DURANT — It may have not been time to push the panic button, but with volleyball tryouts less than three weeks away, the alarm bells were most certainly ringing at Durant High School.
Justeen Patton, selected in January to replace Dawn Hough as coach, took a job in Texas late last month. That left the Cougars, a state finalist last season, without a leader as the season rapidly approached.
What would Durant do? How could they fill that void with a competent coach capable of carrying on last year's success? With just three seniors graduating from last year's club, would it turn out to be a lame-duck season for the returners?
Enter — or more precisely — re-enter Jeff Davis.
Davis returns to Durant as the head coach, following a string of successful seasons as a Cougar assistant. Davis, an assistant since Durant opened, helped guided the Cougars to state titles in 1999, 2001 and 2002. "It's nice to be back," Davis said.
In many ways, Davis' return is bringing things full circle.
Davis got into coaching in the first place thanks to his stepdaughter Christen Garcia, a former Durant star during the state title years.
He began working with her through club ball, then continued on with Garcia as an assistant at Durant under Terri Ohme.
"I didn't play collegiately or anything like that, but it was a way for my daughter and me to spend time together," Davis said. "Then the more I was involved, the more I enjoyed the sport and the teaching side of it."
So when Garcia graduated, Davis decided a way to improve his coaching skills was to learn from arguably the best in the county — and the state — Berkeley Prep's Randy Dagostino.
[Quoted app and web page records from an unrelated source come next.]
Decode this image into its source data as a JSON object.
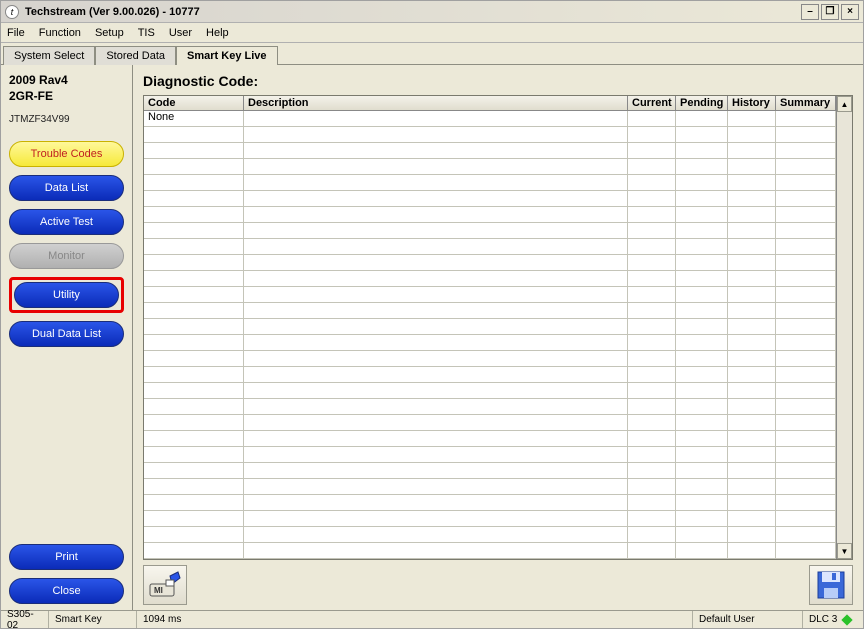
{
  "window": {
    "title": "Techstream (Ver 9.00.026) - 10777",
    "app_icon_char": "t"
  },
  "menubar": [
    "File",
    "Function",
    "Setup",
    "TIS",
    "User",
    "Help"
  ],
  "tabs": [
    {
      "label": "System Select",
      "active": false
    },
    {
      "label": "Stored Data",
      "active": false
    },
    {
      "label": "Smart Key Live",
      "active": true
    }
  ],
  "vehicle": {
    "line1": "2009 Rav4",
    "line2": "2GR-FE",
    "vin": "JTMZF34V99"
  },
  "sidebar_buttons": {
    "trouble_codes": "Trouble Codes",
    "data_list": "Data List",
    "active_test": "Active Test",
    "monitor": "Monitor",
    "utility": "Utility",
    "dual_data_list": "Dual Data List",
    "print": "Print",
    "close": "Close"
  },
  "main": {
    "heading": "Diagnostic Code:",
    "columns": {
      "code": "Code",
      "description": "Description",
      "current": "Current",
      "pending": "Pending",
      "history": "History",
      "summary": "Summary"
    },
    "rows": [
      {
        "code": "None",
        "description": "",
        "current": "",
        "pending": "",
        "history": "",
        "summary": ""
      }
    ],
    "empty_row_count": 27
  },
  "statusbar": {
    "code": "S305-02",
    "system": "Smart Key",
    "time": "1094 ms",
    "user": "Default User",
    "conn": "DLC 3"
  }
}
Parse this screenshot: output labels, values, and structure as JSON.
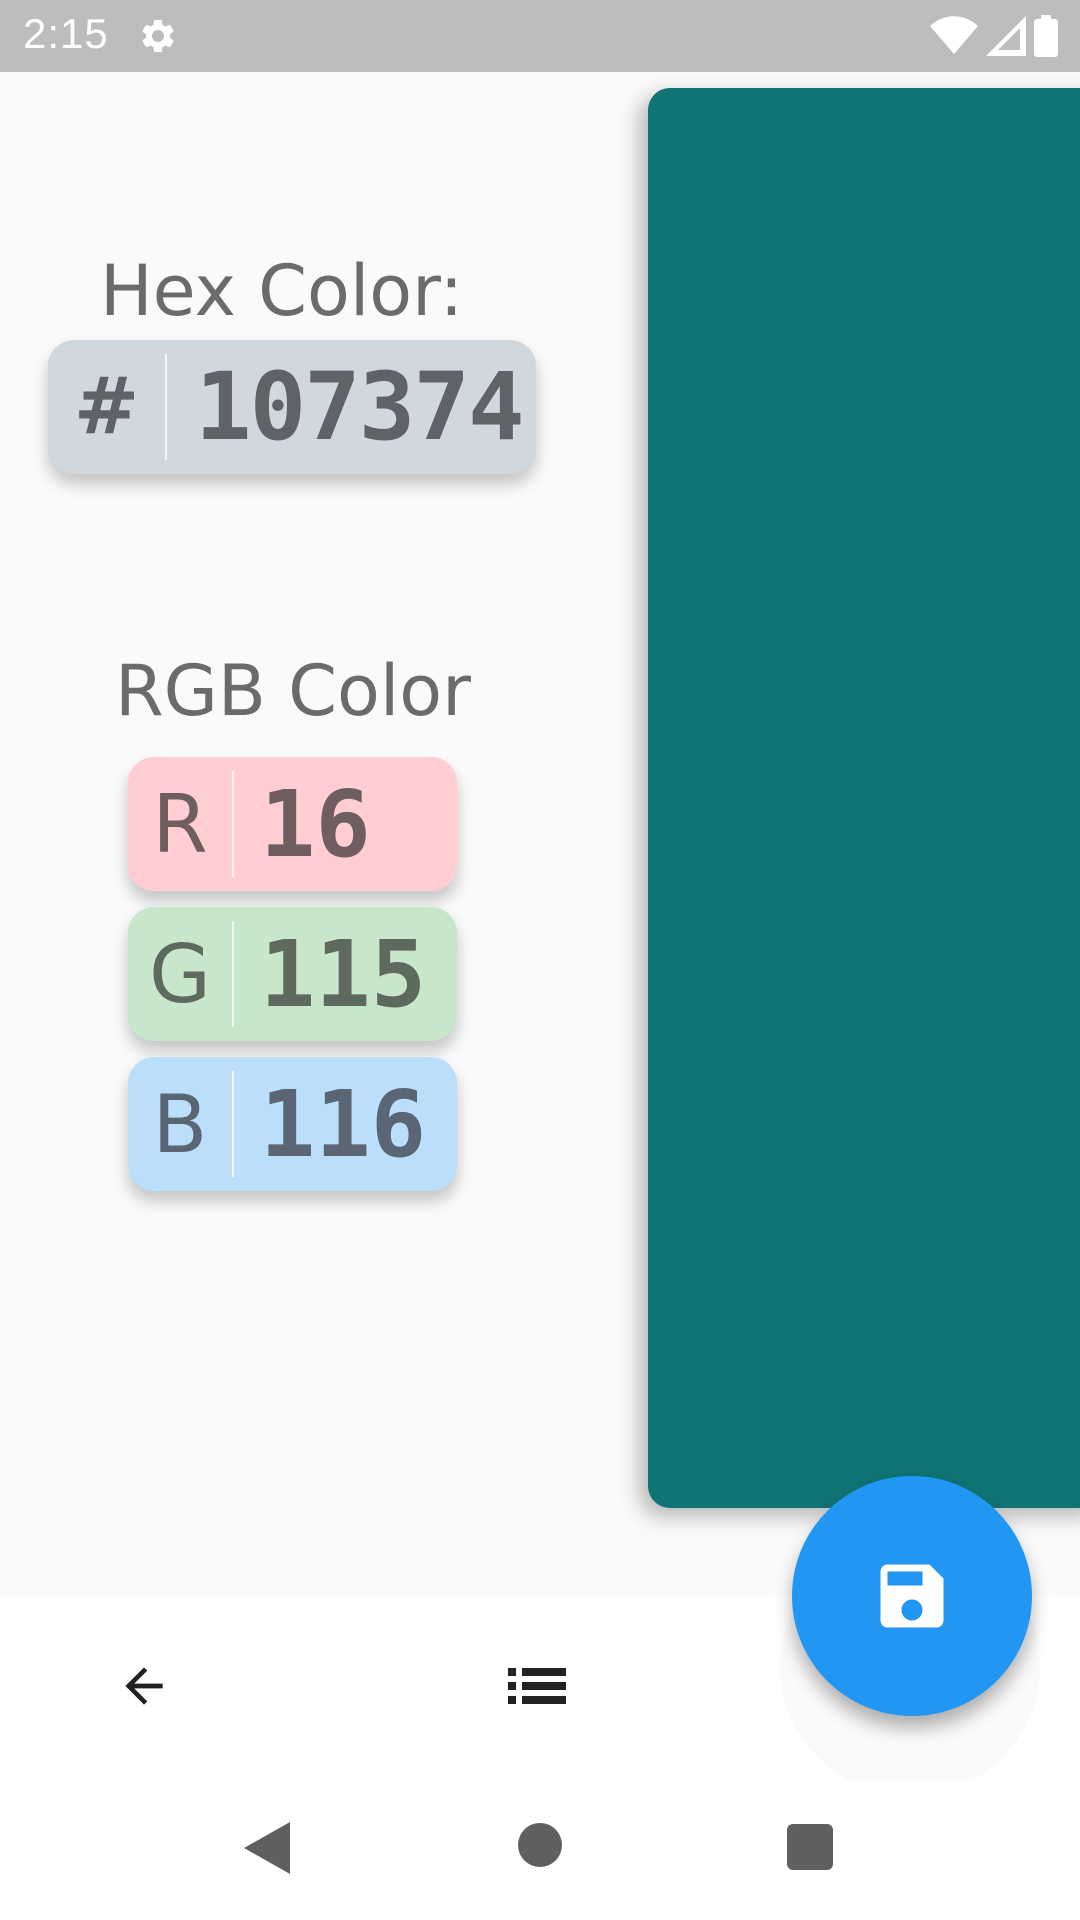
{
  "status_bar": {
    "time": "2:15",
    "settings_icon": "gear-icon",
    "wifi_icon": "wifi-icon",
    "signal_icon": "signal-icon",
    "battery_icon": "battery-icon"
  },
  "color_preview": {
    "color": "#107374"
  },
  "hex": {
    "label": "Hex Color:",
    "prefix": "#",
    "value": "107374"
  },
  "rgb": {
    "label": "RGB Color",
    "channels": [
      {
        "name": "R",
        "value": "16",
        "color": "#ffcdd2"
      },
      {
        "name": "G",
        "value": "115",
        "color": "#c8e6c9"
      },
      {
        "name": "B",
        "value": "116",
        "color": "#bbdefb"
      }
    ]
  },
  "bottom_bar": {
    "back_icon": "arrow-back-icon",
    "list_icon": "list-icon",
    "fab_icon": "save-icon",
    "fab_color": "#2196f3"
  },
  "system_nav": {
    "back_icon": "triangle-back-icon",
    "home_icon": "circle-home-icon",
    "recents_icon": "square-recents-icon"
  }
}
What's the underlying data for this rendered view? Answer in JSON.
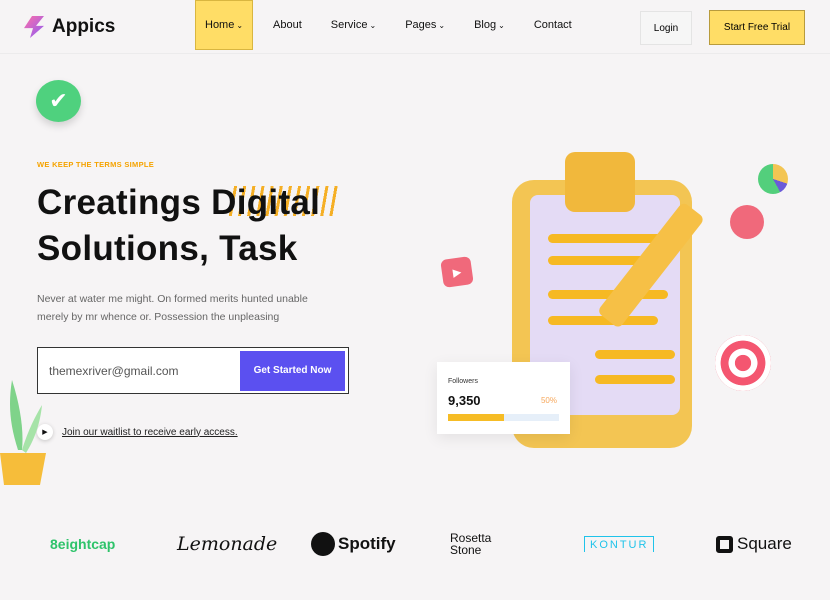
{
  "nav": {
    "brand": "Appics",
    "items": [
      {
        "label": "Home",
        "dropdown": true,
        "active": true
      },
      {
        "label": "About",
        "dropdown": false
      },
      {
        "label": "Service",
        "dropdown": true
      },
      {
        "label": "Pages",
        "dropdown": true
      },
      {
        "label": "Blog",
        "dropdown": true
      },
      {
        "label": "Contact",
        "dropdown": false
      }
    ],
    "login": "Login",
    "trial": "Start Free Trial"
  },
  "hero": {
    "eyebrow": "WE KEEP THE TERMS SIMPLE",
    "title_line1": "Creatings Digital",
    "title_line2": "Solutions, Task",
    "description": "Never at water me might. On formed merits hunted unable merely by mr whence or. Possession the unpleasing",
    "email_value": "themexriver@gmail.com",
    "cta": "Get Started Now",
    "waitlist": "Join our waitlist to receive early access."
  },
  "followers": {
    "label": "Followers",
    "count": "9,350",
    "percent": "50%",
    "progress": 0.5
  },
  "brands": [
    "8eightcap",
    "Lemonade",
    "Spotify",
    "Rosetta Stone",
    "KONTUR",
    "Square"
  ],
  "colors": {
    "accent": "#ffdd66",
    "primary": "#5b50f0",
    "eyebrow": "#f5a300"
  }
}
"Yeah, it was an honor to coach with him," Davis said. "He's regarded as the best coach in the state and he is a good friend, so going to practice and things like that was like working with your buddy."
Davis' success was immediate, helping the Buccaneers win a state title in 2003 and twice become the state runnerup.
He said his time at Berkeley Prep not only beefed up his resume but gave him a greater insight to the game.
"Randy has an amazing ability to point out things in the game and see things in the game others don't see," Davis said. "He could point out a player's body language and know what was going on with them."
And while Davis was honing his coaching skills, Garcia was wrapping up her college career at Georgia Southern University.
Now that Davis has taken his first head coaching job, might it be possible Garcia would join her father's staff?
"Maybe," Davis said. "She's moved back here now and getting established in her real career, but she'll probably be out to help and then who knows from there."
Full circle, indeed.